# EXERCISE REQUIREMENTS
Would you copy out the whole listing exactly as given?

═════ EXERCISE MATERIAL

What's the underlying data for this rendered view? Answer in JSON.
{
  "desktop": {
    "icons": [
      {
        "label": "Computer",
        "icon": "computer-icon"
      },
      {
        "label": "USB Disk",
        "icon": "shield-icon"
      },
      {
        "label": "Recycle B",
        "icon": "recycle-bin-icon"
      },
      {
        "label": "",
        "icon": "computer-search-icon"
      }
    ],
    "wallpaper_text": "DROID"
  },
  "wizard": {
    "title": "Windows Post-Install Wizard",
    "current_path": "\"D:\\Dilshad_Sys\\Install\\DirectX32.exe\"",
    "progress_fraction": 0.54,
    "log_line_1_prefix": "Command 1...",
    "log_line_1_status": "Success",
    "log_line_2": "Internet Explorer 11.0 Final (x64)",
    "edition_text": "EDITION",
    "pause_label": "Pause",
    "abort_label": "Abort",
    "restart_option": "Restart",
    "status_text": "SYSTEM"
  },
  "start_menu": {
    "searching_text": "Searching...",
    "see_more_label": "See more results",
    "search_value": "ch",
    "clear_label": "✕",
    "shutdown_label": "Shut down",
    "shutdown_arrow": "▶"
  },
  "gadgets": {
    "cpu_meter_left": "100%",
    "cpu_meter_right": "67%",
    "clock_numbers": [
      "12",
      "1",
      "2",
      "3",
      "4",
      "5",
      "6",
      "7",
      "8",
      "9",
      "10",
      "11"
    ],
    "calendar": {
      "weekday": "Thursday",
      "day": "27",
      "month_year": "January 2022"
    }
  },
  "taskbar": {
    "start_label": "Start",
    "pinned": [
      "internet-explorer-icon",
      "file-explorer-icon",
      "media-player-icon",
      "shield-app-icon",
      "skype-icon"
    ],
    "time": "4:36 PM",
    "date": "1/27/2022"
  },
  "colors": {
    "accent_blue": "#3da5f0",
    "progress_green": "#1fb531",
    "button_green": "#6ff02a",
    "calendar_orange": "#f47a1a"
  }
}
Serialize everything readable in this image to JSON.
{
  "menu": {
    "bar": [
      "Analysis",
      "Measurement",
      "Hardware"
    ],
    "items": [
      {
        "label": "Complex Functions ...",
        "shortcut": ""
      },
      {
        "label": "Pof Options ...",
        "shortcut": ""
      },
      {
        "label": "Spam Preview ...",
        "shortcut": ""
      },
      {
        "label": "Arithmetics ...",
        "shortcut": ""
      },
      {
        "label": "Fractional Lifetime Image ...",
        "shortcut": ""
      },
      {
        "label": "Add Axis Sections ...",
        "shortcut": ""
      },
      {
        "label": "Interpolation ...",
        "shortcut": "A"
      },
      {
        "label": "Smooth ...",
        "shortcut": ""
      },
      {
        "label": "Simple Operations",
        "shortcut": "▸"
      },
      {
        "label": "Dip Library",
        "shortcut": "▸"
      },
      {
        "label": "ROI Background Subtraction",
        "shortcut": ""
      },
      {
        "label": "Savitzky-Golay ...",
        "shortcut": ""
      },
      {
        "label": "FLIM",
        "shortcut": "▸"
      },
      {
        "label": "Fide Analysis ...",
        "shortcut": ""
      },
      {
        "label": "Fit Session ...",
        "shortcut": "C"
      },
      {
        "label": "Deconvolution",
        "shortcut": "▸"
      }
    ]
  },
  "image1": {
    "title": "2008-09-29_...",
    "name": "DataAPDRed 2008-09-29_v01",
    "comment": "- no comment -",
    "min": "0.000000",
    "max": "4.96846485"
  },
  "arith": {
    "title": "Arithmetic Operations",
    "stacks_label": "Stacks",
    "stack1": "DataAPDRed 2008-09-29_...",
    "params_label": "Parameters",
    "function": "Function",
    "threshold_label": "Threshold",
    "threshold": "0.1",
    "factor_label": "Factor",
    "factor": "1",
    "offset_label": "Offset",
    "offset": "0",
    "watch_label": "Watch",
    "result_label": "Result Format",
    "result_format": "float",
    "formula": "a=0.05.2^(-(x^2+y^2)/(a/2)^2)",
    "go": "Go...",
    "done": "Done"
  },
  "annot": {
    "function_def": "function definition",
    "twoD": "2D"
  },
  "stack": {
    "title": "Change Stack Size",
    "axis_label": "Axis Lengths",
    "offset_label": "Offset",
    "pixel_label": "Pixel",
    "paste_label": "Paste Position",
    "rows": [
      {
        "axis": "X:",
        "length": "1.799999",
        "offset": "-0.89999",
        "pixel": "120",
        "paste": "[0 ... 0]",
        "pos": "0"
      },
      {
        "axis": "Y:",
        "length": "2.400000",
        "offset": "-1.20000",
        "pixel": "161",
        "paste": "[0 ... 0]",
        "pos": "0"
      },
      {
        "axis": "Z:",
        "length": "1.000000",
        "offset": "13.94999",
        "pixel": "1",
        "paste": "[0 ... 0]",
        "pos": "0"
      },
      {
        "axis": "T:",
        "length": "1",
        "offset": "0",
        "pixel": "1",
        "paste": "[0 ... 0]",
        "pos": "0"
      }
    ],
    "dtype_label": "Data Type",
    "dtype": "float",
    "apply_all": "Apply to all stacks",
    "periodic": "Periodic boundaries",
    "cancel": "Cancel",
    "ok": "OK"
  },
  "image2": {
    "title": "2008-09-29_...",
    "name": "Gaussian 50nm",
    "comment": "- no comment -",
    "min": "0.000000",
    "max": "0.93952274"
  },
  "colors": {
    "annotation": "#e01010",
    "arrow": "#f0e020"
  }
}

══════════

# THE ANSWER
What's the underlying data for this rendered view? Answer in JSON.
{
  "desktop": {
    "icons": [
      {
        "label": "Computer",
        "icon": "computer-icon"
      },
      {
        "label": "USB Disk",
        "icon": "shield-icon"
      },
      {
        "label": "Recycle B",
        "icon": "recycle-bin-icon"
      },
      {
        "label": "",
        "icon": "computer-search-icon"
      }
    ],
    "wallpaper_text": "DROID"
  },
  "wizard": {
    "title": "Windows Post-Install Wizard",
    "current_path": "\"D:\\Dilshad_Sys\\Install\\DirectX32.exe\"",
    "progress_fraction": 0.54,
    "log_line_1_prefix": "Command 1...",
    "log_line_1_status": "Success",
    "log_line_2": "Internet Explorer 11.0 Final (x64)",
    "edition_text": "EDITION",
    "pause_label": "Pause",
    "abort_label": "Abort",
    "restart_option": "Restart",
    "status_text": "SYSTEM"
  },
  "start_menu": {
    "searching_text": "Searching...",
    "see_more_label": "See more results",
    "search_value": "ch",
    "clear_label": "✕",
    "shutdown_label": "Shut down",
    "shutdown_arrow": "▶"
  },
  "gadgets": {
    "cpu_meter_left": "100%",
    "cpu_meter_right": "67%",
    "clock_numbers": [
      "12",
      "1",
      "2",
      "3",
      "4",
      "5",
      "6",
      "7",
      "8",
      "9",
      "10",
      "11"
    ],
    "calendar": {
      "weekday": "Thursday",
      "day": "27",
      "month_year": "January 2022"
    }
  },
  "taskbar": {
    "start_label": "Start",
    "pinned": [
      "internet-explorer-icon",
      "file-explorer-icon",
      "media-player-icon",
      "shield-app-icon",
      "skype-icon"
    ],
    "time": "4:36 PM",
    "date": "1/27/2022"
  },
  "colors": {
    "accent_blue": "#3da5f0",
    "progress_green": "#1fb531",
    "button_green": "#6ff02a",
    "calendar_orange": "#f47a1a"
  }
}
Serialize everything readable in this image to JSON.
{
  "menu": {
    "bar": [
      "Analysis",
      "Measurement",
      "Hardware"
    ],
    "items": [
      {
        "label": "Complex Functions ...",
        "shortcut": ""
      },
      {
        "label": "Pof Options ...",
        "shortcut": ""
      },
      {
        "label": "Spam Preview ...",
        "shortcut": ""
      },
      {
        "label": "Arithmetics ...",
        "shortcut": ""
      },
      {
        "label": "Fractional Lifetime Image ...",
        "shortcut": ""
      },
      {
        "label": "Add Axis Sections ...",
        "shortcut": ""
      },
      {
        "label": "Interpolation ...",
        "shortcut": "A"
      },
      {
        "label": "Smooth ...",
        "shortcut": ""
      },
      {
        "label": "Simple Operations",
        "shortcut": "▸"
      },
      {
        "label": "Dip Library",
        "shortcut": "▸"
      },
      {
        "label": "ROI Background Subtraction",
        "shortcut": ""
      },
      {
        "label": "Savitzky-Golay ...",
        "shortcut": ""
      },
      {
        "label": "FLIM",
        "shortcut": "▸"
      },
      {
        "label": "Fide Analysis ...",
        "shortcut": ""
      },
      {
        "label": "Fit Session ...",
        "shortcut": "C"
      },
      {
        "label": "Deconvolution",
        "shortcut": "▸"
      }
    ]
  },
  "image1": {
    "title": "2008-09-29_...",
    "name": "DataAPDRed 2008-09-29_v01",
    "comment": "- no comment -",
    "min": "0.000000",
    "max": "4.96846485"
  },
  "arith": {
    "title": "Arithmetic Operations",
    "stacks_label": "Stacks",
    "stack1": "DataAPDRed 2008-09-29_...",
    "params_label": "Parameters",
    "function": "Function",
    "threshold_label": "Threshold",
    "threshold": "0.1",
    "factor_label": "Factor",
    "factor": "1",
    "offset_label": "Offset",
    "offset": "0",
    "watch_label": "Watch",
    "result_label": "Result Format",
    "result_format": "float",
    "formula": "a=0.05.2^(-(x^2+y^2)/(a/2)^2)",
    "go": "Go...",
    "done": "Done"
  },
  "annot": {
    "function_def": "function definition",
    "twoD": "2D"
  },
  "stack": {
    "title": "Change Stack Size",
    "axis_label": "Axis Lengths",
    "offset_label": "Offset",
    "pixel_label": "Pixel",
    "paste_label": "Paste Position",
    "rows": [
      {
        "axis": "X:",
        "length": "1.799999",
        "offset": "-0.89999",
        "pixel": "120",
        "paste": "[0 ... 0]",
        "pos": "0"
      },
      {
        "axis": "Y:",
        "length": "2.400000",
        "offset": "-1.20000",
        "pixel": "161",
        "paste": "[0 ... 0]",
        "pos": "0"
      },
      {
        "axis": "Z:",
        "length": "1.000000",
        "offset": "13.94999",
        "pixel": "1",
        "paste": "[0 ... 0]",
        "pos": "0"
      },
      {
        "axis": "T:",
        "length": "1",
        "offset": "0",
        "pixel": "1",
        "paste": "[0 ... 0]",
        "pos": "0"
      }
    ],
    "dtype_label": "Data Type",
    "dtype": "float",
    "apply_all": "Apply to all stacks",
    "periodic": "Periodic boundaries",
    "cancel": "Cancel",
    "ok": "OK"
  },
  "image2": {
    "title": "2008-09-29_...",
    "name": "Gaussian 50nm",
    "comment": "- no comment -",
    "min": "0.000000",
    "max": "0.93952274"
  },
  "colors": {
    "annotation": "#e01010",
    "arrow": "#f0e020"
  }
}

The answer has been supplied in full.